Haiga for Monday


Prompt:   http://chevrefeuillescarpediem.blogspot.com.au/2015/02/carpe-diem-time-glass-20-frog-jumps-in.html


24 thoughts on “Haiga for Monday

    1. Oh cool – I am so glad you found a way to download it. I am really bad at the nuts and bolts of technology though I love using it. I hope you enjoy my book. 🙂

    1. I think you have made a very profound point here Martha. I hope we can begin to learn to listen in that silence and realise we all part of the world around us.

  1. Looks like the pollen of the willow – though I am sure it isn’t. When our willow blooms and the yellow leaves start to bud there are little yellow catkins (seed pods) everywhere. And when they fall into the creek it looks very similar to your photo.

    Even in winter – some of the song birds remain. But not as much as the other seasons. There is always the noise of traffic, ground and air. And an occasional train whistle.

    Lovely haiga.

    1. There are no willows near where I took the photo for it is a nature reserve. Weeping willows can be like a weed over here for their roots clog the water ways.
      I think the pollen in the photo (or maybe it’s seed) comes from the bullrushes that grow right through there. We don’t get any road noise in that particular spot but we certainly get it lots of other places (like my house this morning! – arghh 😦 )

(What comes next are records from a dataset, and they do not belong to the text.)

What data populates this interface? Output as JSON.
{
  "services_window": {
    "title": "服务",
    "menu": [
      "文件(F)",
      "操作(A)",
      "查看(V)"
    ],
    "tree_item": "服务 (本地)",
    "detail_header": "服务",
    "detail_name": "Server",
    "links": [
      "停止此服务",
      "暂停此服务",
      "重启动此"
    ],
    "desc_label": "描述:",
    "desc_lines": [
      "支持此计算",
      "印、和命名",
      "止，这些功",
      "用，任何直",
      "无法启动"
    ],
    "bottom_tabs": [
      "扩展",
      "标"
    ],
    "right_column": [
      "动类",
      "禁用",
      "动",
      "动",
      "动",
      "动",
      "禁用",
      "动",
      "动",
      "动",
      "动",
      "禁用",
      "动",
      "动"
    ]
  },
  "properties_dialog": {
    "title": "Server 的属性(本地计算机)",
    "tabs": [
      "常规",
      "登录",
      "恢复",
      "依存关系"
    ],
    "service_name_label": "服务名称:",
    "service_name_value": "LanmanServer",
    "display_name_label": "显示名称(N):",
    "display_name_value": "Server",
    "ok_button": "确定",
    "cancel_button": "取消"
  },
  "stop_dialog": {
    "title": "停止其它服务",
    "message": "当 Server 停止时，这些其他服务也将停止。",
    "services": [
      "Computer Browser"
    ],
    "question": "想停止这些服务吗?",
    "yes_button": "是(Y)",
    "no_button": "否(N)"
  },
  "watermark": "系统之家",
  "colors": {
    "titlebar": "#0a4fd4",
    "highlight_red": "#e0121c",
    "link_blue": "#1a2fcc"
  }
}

      1. We have some protected area by a creek that has some bull rushes. Or Cat-tail plants. I read somewhere that someone actually was using Cat-tail seed like feather down. But you have to be very careful when you open the pod. Open it in a bag or something or you will get seed fluff all over.

    1. Th picture is a photo I took looking down at at the water on the edge of the wet land. The yellow stuff on the surface of the black water is some kind of pollen I think. I took the photo a while ago – from memory I processed it very little – just bumped up the contrast I think.

  2. Oh, BRAVA my dear! This is exquisite — and so mysterious. You’ve outdone yourself this time — I do believe this is my new favorite haiga of yours. 🙂

    1. Wow Jen – what a wonderful comment. Thanks so much. I was just having fun. (sometimes the best work comes when I stop trying and just play 🙂 )

        1. It’s fascinating learning what other people consider to be my better haiku. I’m on such a steep learning curve with this stuff. Thanks so much for your comments. You’ve really made me think more deeply about the process of haiku writing.
          re Rick – he has started posting the occasional haiku again in a challenge that involves writing haiku for every day in February. He sometimes replies to comments but I don’t think he visits many blogs – pushed for time I guess, like all of us.

          1. Yes, he has several big projects all at once… Quite the busy fellow!

            There are times when I’ve posted a haiku and thought, “this is total crappe” — and people say it is awesome. And times when I’ve loved a haiku – and not a peep from anyone! Perhaps authors and poets are not the best judges of their own work 😉

            1. It is strange how comments work. Blogging makes writing interactive – II think we are becoming better writers because of it.

                1. Yes – I feel the same. I’m currently going back and revising many – some are just too dreadful to bother about 🙂

Please comment. I love knowing what you think.

Fill in your details below or click an icon to log in:

WordPress.com Logo

You are commenting using your WordPress.com account. Log Out / Change )

Twitter picture

You are commenting using your Twitter account. Log Out / Change )

Facebook photo

You are commenting using your Facebook account. Log Out / Change )

Google+ photo

You are commenting using your Google+ account. Log Out / Change )

Connecting to %s